I’m not gonna break this down too much. It’s brilliant counter attacking play, and it showcases two of Malen’s biggest strengths — blistering pace, and onball ability in transition that perhaps no one else in this side sports. That said, at the end of the day, this is counter attacking play — our discussion surrounding Weghorst on Sunday was about scoring from settled possession. Malen showcases here why he’s a valuable substitute late on in stretched matches — or a potentially useful starter in ties where the Dutch have less of the ball than their opponents. It is in these scenarios, where Oranje’s opponents are likely to have their defensive lines high with greater space in behind, that he is at his most threatening.

Another big chance created by Malen in transition here — he’s making that inside out run I discussed in part one of this piece. But again note, to begin with, how out of position the defender he’s running behind is. Not only is this a product of a stretched gamestate — it’s a product of very poor defending. Weghorst’s offball movement and nous is all about creating space, and creating mistakes — Malen’s is all about exploiting space, and exploiting mistakes. We have to ask ourselves which is more important as the Dutch progress in this tournament.

Let’s break down one more moment Malen had at centre forward.

The beginning:

The middle:

The end:

This is a good goalscoring run! So why am I highlighting it if I’m trying to make the point that Weghorst is the more valuable player in possession for this side? Look at the second frame, where Malen is standing still. I want you to imagine Malen making a run at that moment to the near post. Is he more likely to be marked? Yes, almost certainly. But I can also almost guarantee you he’s dragging both of those centrebacks (numbered in the frame) to the byline earlier. What option does that leave Memphis? A clean cutback to Wijnaldum at the penalty spot. Offball movement isn’t always about scoring, even for strikers.

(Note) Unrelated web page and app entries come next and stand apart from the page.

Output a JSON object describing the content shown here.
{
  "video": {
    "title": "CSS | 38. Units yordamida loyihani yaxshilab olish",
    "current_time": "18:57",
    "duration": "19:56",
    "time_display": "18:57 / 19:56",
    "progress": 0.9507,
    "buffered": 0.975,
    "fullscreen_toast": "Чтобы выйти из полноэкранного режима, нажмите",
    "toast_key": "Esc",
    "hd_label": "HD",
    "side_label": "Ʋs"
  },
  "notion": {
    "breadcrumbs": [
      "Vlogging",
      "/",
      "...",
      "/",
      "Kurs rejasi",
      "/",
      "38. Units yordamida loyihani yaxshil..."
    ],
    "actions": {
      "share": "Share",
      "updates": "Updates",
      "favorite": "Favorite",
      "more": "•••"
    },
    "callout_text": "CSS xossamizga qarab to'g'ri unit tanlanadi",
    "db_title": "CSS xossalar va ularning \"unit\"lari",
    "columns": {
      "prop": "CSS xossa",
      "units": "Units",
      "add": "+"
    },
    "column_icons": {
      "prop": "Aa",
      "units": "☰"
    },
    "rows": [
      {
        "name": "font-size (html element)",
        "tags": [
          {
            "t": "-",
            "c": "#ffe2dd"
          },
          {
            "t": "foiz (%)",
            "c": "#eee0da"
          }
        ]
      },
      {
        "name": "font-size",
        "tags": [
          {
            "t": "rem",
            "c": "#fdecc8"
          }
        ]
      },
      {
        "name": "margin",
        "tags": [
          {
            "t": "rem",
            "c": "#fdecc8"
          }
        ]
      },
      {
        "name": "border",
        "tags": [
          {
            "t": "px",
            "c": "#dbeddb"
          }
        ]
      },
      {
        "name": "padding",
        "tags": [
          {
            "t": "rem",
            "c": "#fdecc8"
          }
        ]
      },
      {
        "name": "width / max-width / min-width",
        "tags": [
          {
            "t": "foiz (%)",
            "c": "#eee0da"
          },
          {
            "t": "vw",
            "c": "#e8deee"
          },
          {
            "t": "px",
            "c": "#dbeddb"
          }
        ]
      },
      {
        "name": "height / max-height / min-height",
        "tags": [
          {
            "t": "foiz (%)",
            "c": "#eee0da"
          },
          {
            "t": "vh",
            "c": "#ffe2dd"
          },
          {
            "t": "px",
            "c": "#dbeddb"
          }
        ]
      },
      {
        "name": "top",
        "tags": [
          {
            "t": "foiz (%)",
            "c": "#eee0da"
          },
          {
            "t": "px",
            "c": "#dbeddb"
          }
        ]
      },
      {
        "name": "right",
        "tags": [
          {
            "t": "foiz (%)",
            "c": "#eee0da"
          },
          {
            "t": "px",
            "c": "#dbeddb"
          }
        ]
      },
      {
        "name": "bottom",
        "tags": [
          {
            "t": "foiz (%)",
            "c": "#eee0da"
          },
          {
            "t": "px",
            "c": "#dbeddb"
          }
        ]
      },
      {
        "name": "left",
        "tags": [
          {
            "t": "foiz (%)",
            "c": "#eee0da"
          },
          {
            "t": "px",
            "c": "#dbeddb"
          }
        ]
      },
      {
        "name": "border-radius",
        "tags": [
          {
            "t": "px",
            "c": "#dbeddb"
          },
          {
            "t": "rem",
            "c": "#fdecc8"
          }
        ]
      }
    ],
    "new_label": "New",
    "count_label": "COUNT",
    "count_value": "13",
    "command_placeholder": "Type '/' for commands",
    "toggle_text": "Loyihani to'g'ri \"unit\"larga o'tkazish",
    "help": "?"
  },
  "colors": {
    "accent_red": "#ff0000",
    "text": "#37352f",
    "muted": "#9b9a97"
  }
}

I’ll admit, this particular movement is a judgement call. There’s a world where Memphis takes a better touch and finds Malen. But this is a game of maximizing goal scoring chances — and dragging multiple markers to create space for a teammate has a good chance to reap better rewards than a heavily timing dependent run into a much smaller space.

I said I was going to stop when Oranje switched to a 433, but in the interest of fairness, let’s look at arguably Malen’s best moment of the game.

Take a look:

Here’s how things start:

The middle:

And the end:

Basically all I’ve to say about this is that it’s brilliant football from Malen, but again an exploitation of calamitous North Macedonian defending. It’s not healthy to play the “What If” game, but it’s very unlikely a more positionally aware defensive midfielder would let Malen turn so freely to play this ball. This is brilliant football — but first and foremost it’s exploiting a far weaker opponent.

Anyway, all of this is a very long way of saying that Malen is both a) very good and b) very useful, but also very much benefitted from taking on the weakest opponent the Dutch will encounter in this tournament. While his strengths are very real, he doesn’t replace what Weghorst offers the side. In ways that don’t always immediately meet the eye, those missing bits could have a massive effect on Dutch fortunes going forward.



Kees van Hemmen

I write about sports and data